When someone tells us they are struggling, we often try to “fix” them by offering suggestions or reasons that they shouldn’t feel the way they are feeling. This often feels dismissing to the other person. If your loved one says that they have been thinking about suicide, listening to them is one of the best things you can do. I often teach clients I work with to listen with the intention of understanding rather than responding. This means that while you are listening you are not trying to give your opinion, fix, or change how the person is feeling. Instead, you are reflecting how they are feeling. Some examples of useful phrases that convey listening are:
“That sounds very difficult.”
“It seems like you have been having a lot of painful feelings.”
“Tell me more.” “How has that been for you?” In addition, you can say very little and give that person space to talk without interruption.

5. Don’t be sworn to secrecy.
If your loved one is contemplating suicide, they may not want you to tell others. Making a promise that you won’t tell other people is both dangerous for your loved one and can hurt your relationship in the long-term because you may need to break that promise. It is better to let them know that you will get them the support they need and will only tell those that need to know to keep them safe. In addition, trying to handle a situation with a person who is struggling with suicidal thoughts can feel overwhelming. Try to involve and get support from other people your loved one trusts. Ask your loved one who else can be part of their support team.

6. Take action.
Suicide is an emergency. Since you are not a mental health professional, you will probably need to help your loved one get to a professional that is trained to handle this sort of emergency.
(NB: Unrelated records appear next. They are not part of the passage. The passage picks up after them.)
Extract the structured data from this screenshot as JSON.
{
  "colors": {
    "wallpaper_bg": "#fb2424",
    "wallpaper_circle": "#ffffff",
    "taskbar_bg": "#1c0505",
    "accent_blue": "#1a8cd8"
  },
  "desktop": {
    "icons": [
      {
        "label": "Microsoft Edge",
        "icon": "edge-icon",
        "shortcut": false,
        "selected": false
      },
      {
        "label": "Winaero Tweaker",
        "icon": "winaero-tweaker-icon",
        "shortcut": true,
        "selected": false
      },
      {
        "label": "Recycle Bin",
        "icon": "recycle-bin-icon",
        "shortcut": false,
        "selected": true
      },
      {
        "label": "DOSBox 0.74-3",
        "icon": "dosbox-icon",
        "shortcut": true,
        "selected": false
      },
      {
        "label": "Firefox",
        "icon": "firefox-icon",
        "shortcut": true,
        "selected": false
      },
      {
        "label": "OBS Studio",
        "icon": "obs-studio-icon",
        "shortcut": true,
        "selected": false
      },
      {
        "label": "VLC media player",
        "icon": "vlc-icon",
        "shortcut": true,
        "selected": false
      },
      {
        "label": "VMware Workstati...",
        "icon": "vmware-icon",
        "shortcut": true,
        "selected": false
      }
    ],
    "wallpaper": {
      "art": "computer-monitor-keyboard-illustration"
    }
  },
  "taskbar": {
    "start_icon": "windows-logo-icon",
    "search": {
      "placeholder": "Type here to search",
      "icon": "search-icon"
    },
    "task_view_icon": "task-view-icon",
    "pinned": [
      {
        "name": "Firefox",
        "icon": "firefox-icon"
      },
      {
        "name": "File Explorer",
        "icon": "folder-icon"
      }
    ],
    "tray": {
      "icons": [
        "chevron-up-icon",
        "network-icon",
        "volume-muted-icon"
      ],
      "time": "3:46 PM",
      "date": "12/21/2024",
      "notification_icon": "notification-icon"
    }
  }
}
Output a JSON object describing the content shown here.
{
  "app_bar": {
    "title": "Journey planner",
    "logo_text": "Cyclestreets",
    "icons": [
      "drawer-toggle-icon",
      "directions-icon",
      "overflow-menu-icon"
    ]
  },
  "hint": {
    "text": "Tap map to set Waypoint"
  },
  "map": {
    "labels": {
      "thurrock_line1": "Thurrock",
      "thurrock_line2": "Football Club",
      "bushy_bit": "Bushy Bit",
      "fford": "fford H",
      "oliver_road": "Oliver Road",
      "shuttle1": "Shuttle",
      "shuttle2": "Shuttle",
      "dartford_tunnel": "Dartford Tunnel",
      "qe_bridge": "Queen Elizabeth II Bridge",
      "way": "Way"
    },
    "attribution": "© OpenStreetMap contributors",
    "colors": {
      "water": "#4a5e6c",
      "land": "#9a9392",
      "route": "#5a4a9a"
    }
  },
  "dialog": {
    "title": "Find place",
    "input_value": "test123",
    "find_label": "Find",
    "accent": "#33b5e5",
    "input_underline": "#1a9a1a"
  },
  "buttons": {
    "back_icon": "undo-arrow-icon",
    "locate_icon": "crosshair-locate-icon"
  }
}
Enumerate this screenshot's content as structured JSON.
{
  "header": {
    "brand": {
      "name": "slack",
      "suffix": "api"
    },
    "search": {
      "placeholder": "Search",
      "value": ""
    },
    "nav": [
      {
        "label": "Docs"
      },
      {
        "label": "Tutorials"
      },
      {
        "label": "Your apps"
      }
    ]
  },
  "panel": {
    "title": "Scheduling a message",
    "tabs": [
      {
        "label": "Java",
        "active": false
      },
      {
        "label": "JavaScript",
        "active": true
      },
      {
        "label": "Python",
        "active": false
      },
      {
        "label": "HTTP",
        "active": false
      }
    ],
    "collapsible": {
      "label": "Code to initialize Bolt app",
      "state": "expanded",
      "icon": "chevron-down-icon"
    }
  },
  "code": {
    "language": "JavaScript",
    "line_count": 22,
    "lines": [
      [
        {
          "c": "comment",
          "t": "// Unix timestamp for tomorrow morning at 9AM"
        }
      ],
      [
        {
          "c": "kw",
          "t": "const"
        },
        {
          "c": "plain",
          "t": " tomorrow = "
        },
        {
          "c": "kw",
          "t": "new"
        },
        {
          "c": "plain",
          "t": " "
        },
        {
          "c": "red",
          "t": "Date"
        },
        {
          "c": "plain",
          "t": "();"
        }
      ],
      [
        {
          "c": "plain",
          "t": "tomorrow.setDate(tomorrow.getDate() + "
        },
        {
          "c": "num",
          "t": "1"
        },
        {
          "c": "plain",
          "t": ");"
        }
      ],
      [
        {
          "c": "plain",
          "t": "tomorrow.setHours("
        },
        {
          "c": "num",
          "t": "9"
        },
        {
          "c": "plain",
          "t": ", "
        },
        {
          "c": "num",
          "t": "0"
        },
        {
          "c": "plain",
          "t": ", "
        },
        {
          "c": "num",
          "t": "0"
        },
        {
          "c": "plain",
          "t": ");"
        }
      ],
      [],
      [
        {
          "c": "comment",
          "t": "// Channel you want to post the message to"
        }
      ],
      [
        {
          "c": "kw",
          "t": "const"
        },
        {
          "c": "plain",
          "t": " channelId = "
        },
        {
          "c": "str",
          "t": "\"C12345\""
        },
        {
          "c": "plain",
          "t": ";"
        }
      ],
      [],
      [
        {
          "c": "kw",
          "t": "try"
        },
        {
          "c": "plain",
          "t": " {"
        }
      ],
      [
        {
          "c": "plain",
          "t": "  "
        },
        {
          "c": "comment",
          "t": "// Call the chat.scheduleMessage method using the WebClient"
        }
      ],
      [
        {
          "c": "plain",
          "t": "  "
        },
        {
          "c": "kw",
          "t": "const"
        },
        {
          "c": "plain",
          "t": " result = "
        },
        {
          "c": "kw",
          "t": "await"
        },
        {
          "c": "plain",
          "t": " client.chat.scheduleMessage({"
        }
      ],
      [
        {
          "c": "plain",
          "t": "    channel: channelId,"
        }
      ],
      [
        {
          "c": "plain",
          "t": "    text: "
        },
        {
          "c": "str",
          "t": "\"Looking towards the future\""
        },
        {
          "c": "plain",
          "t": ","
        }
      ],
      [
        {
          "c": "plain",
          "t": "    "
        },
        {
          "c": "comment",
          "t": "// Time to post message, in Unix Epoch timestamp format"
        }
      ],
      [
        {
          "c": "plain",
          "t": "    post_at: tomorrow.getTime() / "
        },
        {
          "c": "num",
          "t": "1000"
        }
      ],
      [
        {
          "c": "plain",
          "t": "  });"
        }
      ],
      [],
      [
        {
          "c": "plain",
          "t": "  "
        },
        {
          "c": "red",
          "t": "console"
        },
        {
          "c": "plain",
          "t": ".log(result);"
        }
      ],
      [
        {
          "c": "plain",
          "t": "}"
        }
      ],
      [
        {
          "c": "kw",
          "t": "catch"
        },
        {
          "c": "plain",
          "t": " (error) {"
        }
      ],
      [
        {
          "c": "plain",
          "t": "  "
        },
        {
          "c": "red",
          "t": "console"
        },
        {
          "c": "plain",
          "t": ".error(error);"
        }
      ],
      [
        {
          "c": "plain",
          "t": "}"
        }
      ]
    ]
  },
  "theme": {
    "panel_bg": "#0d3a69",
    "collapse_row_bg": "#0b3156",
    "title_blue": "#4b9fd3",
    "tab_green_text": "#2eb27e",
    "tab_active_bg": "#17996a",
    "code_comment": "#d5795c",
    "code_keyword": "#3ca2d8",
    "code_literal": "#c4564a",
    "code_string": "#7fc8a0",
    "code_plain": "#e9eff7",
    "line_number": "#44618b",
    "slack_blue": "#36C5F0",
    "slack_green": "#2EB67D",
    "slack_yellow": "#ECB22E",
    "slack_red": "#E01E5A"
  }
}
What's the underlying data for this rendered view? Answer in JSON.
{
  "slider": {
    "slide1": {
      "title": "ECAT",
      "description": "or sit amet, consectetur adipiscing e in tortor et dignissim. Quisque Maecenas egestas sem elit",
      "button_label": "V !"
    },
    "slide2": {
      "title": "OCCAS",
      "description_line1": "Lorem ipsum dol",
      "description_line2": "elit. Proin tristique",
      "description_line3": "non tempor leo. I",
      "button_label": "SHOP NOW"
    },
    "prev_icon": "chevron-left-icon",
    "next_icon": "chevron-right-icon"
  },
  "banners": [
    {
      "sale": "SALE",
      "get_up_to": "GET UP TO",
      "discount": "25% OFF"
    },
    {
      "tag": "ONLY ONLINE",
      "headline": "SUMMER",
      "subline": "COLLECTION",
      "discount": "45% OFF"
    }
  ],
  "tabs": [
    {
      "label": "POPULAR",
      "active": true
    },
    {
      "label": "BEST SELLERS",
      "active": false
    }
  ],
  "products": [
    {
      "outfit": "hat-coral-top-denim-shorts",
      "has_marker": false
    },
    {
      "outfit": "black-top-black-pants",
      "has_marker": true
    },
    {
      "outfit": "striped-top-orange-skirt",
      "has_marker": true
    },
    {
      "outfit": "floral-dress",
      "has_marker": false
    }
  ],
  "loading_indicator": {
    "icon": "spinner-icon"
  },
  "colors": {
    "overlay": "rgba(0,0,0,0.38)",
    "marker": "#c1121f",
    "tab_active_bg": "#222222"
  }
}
Calling a crisis number with a loved one is a good place to start. The National Suicide Prevention Lifeline (1-800-273-8255) or, if you are in Georgia, the Georgia Crisis and Access Line (1-800-715-4225) are excellent resources. If deemed necessary, the Georgia Crisis and Access Line will go out to your loved one’s home and do a safety check. Similarly, you can also call 911 and the police department will come to your loved one’s house to do a safety check.